## [Problem details]
Check the listing below line by line and report how many lines hold "category", with no other words.

## [Excerpted data]
# # # # # # #

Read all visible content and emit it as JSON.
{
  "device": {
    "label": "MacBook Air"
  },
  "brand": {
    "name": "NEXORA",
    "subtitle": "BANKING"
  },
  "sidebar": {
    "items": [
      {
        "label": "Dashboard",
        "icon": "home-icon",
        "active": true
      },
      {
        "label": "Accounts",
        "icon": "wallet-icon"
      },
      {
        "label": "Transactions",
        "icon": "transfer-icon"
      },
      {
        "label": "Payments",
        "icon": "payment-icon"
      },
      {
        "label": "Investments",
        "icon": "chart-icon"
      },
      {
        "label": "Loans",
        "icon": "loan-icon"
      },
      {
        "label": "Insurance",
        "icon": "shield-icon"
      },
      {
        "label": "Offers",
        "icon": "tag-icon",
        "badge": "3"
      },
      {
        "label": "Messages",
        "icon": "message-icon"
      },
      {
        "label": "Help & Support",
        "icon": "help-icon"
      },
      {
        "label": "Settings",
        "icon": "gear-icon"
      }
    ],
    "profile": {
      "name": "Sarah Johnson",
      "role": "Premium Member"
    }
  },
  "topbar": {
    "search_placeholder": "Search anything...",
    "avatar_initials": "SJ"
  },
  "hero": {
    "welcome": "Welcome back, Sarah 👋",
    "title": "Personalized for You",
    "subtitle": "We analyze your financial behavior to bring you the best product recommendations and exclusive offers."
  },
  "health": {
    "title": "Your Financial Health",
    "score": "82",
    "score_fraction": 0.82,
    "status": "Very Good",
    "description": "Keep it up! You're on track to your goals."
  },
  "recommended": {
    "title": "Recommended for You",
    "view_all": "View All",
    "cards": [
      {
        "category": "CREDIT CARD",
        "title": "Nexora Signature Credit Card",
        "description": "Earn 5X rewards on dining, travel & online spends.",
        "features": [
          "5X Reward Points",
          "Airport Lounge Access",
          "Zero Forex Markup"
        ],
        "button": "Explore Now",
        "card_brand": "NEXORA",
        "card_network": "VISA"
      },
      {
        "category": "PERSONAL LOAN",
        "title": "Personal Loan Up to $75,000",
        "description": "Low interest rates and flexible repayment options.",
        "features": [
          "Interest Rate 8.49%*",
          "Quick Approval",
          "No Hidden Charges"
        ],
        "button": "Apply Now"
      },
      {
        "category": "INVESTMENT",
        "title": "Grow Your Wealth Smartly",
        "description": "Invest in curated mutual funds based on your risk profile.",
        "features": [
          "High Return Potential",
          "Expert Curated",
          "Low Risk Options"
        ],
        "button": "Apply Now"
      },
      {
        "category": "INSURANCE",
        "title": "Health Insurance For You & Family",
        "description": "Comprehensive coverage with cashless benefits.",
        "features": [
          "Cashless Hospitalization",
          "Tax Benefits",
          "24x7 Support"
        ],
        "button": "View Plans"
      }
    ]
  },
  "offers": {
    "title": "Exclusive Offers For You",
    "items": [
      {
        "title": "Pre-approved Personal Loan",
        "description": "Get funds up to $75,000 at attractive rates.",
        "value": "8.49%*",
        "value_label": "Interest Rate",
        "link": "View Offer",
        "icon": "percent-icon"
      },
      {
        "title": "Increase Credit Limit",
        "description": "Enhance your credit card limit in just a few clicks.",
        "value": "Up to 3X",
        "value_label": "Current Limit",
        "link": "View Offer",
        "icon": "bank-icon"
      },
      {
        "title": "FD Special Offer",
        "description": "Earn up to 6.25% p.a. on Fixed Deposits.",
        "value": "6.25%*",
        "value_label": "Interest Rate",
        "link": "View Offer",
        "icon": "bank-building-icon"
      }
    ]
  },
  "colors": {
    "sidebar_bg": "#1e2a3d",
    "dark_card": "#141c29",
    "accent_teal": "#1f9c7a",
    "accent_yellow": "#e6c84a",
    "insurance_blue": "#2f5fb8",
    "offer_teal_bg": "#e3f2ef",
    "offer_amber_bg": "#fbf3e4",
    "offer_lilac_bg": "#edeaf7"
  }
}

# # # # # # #

## [Task result]
4